_Requirement_
In full and without change, repeat the records shown below.

_Extracted data_
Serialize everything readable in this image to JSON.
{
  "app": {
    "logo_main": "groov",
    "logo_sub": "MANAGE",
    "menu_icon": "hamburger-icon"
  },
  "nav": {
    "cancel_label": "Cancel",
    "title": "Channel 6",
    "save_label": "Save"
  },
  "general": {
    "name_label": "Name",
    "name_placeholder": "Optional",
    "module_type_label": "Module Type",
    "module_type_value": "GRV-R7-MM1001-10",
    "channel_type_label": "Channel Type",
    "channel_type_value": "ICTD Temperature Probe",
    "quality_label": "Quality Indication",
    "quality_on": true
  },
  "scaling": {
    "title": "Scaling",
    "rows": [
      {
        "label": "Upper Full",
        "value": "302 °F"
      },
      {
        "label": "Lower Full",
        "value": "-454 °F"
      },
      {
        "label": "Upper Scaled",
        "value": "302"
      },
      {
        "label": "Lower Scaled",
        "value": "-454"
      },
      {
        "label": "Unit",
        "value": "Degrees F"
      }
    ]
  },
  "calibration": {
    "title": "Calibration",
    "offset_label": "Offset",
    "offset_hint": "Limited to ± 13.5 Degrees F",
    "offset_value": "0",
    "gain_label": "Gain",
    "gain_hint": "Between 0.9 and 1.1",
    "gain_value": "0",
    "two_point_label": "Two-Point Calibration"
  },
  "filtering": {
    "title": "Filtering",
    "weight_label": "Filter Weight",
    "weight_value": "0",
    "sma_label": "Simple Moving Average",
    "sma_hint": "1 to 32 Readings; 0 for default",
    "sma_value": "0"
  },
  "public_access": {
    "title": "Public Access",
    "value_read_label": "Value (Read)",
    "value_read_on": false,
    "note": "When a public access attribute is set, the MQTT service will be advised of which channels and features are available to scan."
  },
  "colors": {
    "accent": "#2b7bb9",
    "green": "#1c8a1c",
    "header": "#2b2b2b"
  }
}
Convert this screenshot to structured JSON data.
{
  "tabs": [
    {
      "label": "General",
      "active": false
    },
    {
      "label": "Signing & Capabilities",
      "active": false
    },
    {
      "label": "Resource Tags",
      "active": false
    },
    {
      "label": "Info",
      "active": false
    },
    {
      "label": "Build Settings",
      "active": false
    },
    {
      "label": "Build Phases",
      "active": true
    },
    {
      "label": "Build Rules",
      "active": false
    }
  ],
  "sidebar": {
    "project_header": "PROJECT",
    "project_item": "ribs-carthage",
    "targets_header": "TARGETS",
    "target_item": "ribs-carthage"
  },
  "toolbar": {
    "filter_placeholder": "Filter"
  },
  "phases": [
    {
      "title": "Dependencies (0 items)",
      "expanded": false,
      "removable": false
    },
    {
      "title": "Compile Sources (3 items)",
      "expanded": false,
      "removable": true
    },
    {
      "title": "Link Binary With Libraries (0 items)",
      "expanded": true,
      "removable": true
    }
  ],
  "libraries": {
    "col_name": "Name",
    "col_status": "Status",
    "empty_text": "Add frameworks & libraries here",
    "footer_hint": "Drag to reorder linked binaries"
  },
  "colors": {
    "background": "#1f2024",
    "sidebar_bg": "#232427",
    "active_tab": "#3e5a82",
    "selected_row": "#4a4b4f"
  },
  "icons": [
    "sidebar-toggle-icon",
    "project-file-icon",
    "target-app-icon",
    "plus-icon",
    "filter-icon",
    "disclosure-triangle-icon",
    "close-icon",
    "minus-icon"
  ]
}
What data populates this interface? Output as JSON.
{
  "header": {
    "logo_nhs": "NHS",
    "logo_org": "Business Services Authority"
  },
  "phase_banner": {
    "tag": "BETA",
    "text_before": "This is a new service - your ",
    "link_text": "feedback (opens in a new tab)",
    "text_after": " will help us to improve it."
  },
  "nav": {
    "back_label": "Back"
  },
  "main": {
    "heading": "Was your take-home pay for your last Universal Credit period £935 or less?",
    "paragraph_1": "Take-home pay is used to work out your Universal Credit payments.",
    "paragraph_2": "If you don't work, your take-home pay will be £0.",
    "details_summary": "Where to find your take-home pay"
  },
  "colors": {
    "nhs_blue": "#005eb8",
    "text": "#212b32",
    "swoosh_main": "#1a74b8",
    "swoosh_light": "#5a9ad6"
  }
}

_Response box_
Serialize everything readable in this image to JSON.
{
  "app": {
    "logo_main": "groov",
    "logo_sub": "MANAGE",
    "menu_icon": "hamburger-icon"
  },
  "nav": {
    "cancel_label": "Cancel",
    "title": "Channel 6",
    "save_label": "Save"
  },
  "general": {
    "name_label": "Name",
    "name_placeholder": "Optional",
    "module_type_label": "Module Type",
    "module_type_value": "GRV-R7-MM1001-10",
    "channel_type_label": "Channel Type",
    "channel_type_value": "ICTD Temperature Probe",
    "quality_label": "Quality Indication",
    "quality_on": true
  },
  "scaling": {
    "title": "Scaling",
    "rows": [
      {
        "label": "Upper Full",
        "value": "302 °F"
      },
      {
        "label": "Lower Full",
        "value": "-454 °F"
      },
      {
        "label": "Upper Scaled",
        "value": "302"
      },
      {
        "label": "Lower Scaled",
        "value": "-454"
      },
      {
        "label": "Unit",
        "value": "Degrees F"
      }
    ]
  },
  "calibration": {
    "title": "Calibration",
    "offset_label": "Offset",
    "offset_hint": "Limited to ± 13.5 Degrees F",
    "offset_value": "0",
    "gain_label": "Gain",
    "gain_hint": "Between 0.9 and 1.1",
    "gain_value": "0",
    "two_point_label": "Two-Point Calibration"
  },
  "filtering": {
    "title": "Filtering",
    "weight_label": "Filter Weight",
    "weight_value": "0",
    "sma_label": "Simple Moving Average",
    "sma_hint": "1 to 32 Readings; 0 for default",
    "sma_value": "0"
  },
  "public_access": {
    "title": "Public Access",
    "value_read_label": "Value (Read)",
    "value_read_on": false,
    "note": "When a public access attribute is set, the MQTT service will be advised of which channels and features are available to scan."
  },
  "colors": {
    "accent": "#2b7bb9",
    "green": "#1c8a1c",
    "header": "#2b2b2b"
  }
}
Convert this screenshot to structured JSON data.
{
  "tabs": [
    {
      "label": "General",
      "active": false
    },
    {
      "label": "Signing & Capabilities",
      "active": false
    },
    {
      "label": "Resource Tags",
      "active": false
    },
    {
      "label": "Info",
      "active": false
    },
    {
      "label": "Build Settings",
      "active": false
    },
    {
      "label": "Build Phases",
      "active": true
    },
    {
      "label": "Build Rules",
      "active": false
    }
  ],
  "sidebar": {
    "project_header": "PROJECT",
    "project_item": "ribs-carthage",
    "targets_header": "TARGETS",
    "target_item": "ribs-carthage"
  },
  "toolbar": {
    "filter_placeholder": "Filter"
  },
  "phases": [
    {
      "title": "Dependencies (0 items)",
      "expanded": false,
      "removable": false
    },
    {
      "title": "Compile Sources (3 items)",
      "expanded": false,
      "removable": true
    },
    {
      "title": "Link Binary With Libraries (0 items)",
      "expanded": true,
      "removable": true
    }
  ],
  "libraries": {
    "col_name": "Name",
    "col_status": "Status",
    "empty_text": "Add frameworks & libraries here",
    "footer_hint": "Drag to reorder linked binaries"
  },
  "colors": {
    "background": "#1f2024",
    "sidebar_bg": "#232427",
    "active_tab": "#3e5a82",
    "selected_row": "#4a4b4f"
  },
  "icons": [
    "sidebar-toggle-icon",
    "project-file-icon",
    "target-app-icon",
    "plus-icon",
    "filter-icon",
    "disclosure-triangle-icon",
    "close-icon",
    "minus-icon"
  ]
}
What data populates this interface? Output as JSON.
{
  "header": {
    "logo_nhs": "NHS",
    "logo_org": "Business Services Authority"
  },
  "phase_banner": {
    "tag": "BETA",
    "text_before": "This is a new service - your ",
    "link_text": "feedback (opens in a new tab)",
    "text_after": " will help us to improve it."
  },
  "nav": {
    "back_label": "Back"
  },
  "main": {
    "heading": "Was your take-home pay for your last Universal Credit period £935 or less?",
    "paragraph_1": "Take-home pay is used to work out your Universal Credit payments.",
    "paragraph_2": "If you don't work, your take-home pay will be £0.",
    "details_summary": "Where to find your take-home pay"
  },
  "colors": {
    "nhs_blue": "#005eb8",
    "text": "#212b32",
    "swoosh_main": "#1a74b8",
    "swoosh_light": "#5a9ad6"
  }
}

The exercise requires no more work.